### Your task
Every line below that contains the word "JSON" must be copied.

START Provided entries

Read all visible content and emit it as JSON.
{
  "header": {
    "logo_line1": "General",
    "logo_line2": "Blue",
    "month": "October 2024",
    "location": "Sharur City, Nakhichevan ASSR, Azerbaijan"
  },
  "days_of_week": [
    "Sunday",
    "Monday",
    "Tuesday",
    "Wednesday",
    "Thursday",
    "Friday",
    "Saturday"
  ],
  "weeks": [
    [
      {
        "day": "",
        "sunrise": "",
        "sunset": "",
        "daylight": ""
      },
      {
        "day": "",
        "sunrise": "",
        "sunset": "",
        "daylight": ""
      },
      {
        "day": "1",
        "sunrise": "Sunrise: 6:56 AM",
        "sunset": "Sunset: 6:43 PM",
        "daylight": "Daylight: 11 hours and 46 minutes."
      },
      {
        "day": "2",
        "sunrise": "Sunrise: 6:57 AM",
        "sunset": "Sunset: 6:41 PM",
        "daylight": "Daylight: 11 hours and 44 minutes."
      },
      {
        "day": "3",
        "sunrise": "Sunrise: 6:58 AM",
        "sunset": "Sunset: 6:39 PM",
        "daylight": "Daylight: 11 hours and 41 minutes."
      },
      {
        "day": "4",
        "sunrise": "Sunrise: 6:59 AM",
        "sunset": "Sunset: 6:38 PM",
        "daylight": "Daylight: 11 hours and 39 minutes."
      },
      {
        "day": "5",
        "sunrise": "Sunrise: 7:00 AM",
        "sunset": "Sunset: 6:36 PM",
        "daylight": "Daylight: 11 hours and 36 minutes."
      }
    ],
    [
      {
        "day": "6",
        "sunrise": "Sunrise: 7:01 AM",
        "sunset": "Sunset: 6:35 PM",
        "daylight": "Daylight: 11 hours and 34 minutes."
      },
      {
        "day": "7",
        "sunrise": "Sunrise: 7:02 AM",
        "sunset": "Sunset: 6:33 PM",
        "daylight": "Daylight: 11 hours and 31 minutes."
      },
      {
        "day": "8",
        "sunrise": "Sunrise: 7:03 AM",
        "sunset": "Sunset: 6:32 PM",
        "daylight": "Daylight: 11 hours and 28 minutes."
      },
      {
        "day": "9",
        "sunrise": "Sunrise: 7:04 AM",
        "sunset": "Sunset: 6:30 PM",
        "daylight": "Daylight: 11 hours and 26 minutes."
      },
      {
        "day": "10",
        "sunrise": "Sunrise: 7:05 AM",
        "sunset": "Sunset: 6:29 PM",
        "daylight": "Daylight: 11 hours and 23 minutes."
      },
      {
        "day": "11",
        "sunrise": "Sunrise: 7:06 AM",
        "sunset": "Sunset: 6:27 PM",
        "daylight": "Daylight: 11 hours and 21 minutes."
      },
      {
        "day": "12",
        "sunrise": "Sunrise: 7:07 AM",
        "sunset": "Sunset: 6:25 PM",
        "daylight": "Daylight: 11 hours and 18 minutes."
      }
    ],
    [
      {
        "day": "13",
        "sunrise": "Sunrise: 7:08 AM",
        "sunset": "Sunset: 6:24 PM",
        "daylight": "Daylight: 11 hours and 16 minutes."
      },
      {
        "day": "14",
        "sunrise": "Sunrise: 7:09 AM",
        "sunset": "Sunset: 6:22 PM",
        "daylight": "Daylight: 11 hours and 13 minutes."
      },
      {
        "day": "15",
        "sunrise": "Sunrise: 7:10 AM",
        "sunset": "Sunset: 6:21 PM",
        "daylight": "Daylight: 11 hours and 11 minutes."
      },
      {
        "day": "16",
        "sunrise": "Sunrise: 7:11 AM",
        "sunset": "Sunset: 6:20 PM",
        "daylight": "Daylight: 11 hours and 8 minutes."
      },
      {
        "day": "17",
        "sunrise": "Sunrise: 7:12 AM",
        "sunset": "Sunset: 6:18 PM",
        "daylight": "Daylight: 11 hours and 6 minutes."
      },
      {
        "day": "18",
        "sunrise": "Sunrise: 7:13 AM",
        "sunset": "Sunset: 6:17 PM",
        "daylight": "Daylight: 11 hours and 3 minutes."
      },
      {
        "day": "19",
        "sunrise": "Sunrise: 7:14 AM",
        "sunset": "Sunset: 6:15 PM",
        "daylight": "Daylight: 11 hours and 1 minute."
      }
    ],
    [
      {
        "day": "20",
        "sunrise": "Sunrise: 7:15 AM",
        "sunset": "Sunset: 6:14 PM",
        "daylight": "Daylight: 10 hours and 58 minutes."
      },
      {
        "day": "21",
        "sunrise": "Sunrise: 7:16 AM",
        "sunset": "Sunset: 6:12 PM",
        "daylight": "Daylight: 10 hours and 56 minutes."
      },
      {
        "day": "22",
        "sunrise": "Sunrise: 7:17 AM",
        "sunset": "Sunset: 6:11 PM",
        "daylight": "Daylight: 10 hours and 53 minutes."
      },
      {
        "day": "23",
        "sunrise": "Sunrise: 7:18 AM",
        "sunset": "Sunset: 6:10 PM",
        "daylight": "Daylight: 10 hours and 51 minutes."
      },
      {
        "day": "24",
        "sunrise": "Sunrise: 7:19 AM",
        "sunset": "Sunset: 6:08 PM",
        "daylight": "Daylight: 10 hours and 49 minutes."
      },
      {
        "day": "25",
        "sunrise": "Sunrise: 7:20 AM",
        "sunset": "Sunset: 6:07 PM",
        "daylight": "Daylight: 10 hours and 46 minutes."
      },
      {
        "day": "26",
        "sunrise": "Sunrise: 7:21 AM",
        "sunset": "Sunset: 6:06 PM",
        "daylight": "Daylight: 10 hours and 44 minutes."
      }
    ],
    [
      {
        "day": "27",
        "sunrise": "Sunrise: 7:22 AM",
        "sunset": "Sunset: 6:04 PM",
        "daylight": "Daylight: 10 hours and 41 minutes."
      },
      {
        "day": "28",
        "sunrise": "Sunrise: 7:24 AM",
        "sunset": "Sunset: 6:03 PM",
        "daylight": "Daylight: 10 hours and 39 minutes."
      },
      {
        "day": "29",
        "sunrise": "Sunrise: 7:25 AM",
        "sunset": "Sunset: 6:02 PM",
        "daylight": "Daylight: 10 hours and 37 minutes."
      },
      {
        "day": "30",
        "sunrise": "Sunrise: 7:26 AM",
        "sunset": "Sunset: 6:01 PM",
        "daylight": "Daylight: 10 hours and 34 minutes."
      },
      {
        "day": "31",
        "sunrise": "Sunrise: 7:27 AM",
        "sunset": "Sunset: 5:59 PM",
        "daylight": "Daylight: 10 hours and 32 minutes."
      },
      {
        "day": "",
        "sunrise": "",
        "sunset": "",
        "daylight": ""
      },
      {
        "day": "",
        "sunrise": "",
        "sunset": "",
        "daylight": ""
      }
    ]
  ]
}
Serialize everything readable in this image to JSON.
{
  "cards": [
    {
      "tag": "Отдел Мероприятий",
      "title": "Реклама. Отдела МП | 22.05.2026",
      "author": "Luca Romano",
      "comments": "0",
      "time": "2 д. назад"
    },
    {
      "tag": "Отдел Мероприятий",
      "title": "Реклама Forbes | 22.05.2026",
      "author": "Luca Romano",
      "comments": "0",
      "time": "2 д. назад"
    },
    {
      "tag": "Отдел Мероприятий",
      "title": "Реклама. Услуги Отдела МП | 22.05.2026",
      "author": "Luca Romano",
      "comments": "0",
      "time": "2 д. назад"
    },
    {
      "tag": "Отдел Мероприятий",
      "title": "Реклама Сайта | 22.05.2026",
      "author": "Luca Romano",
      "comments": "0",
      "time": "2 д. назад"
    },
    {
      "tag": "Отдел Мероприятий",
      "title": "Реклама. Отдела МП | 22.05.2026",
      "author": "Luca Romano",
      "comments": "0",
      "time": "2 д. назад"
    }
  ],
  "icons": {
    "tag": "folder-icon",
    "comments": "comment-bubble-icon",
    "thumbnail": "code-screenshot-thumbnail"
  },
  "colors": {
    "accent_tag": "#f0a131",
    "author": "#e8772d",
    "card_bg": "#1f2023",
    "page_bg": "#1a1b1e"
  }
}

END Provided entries

### Reply
Read all visible content and emit it as JSON.
Serialize everything readable in this image to JSON.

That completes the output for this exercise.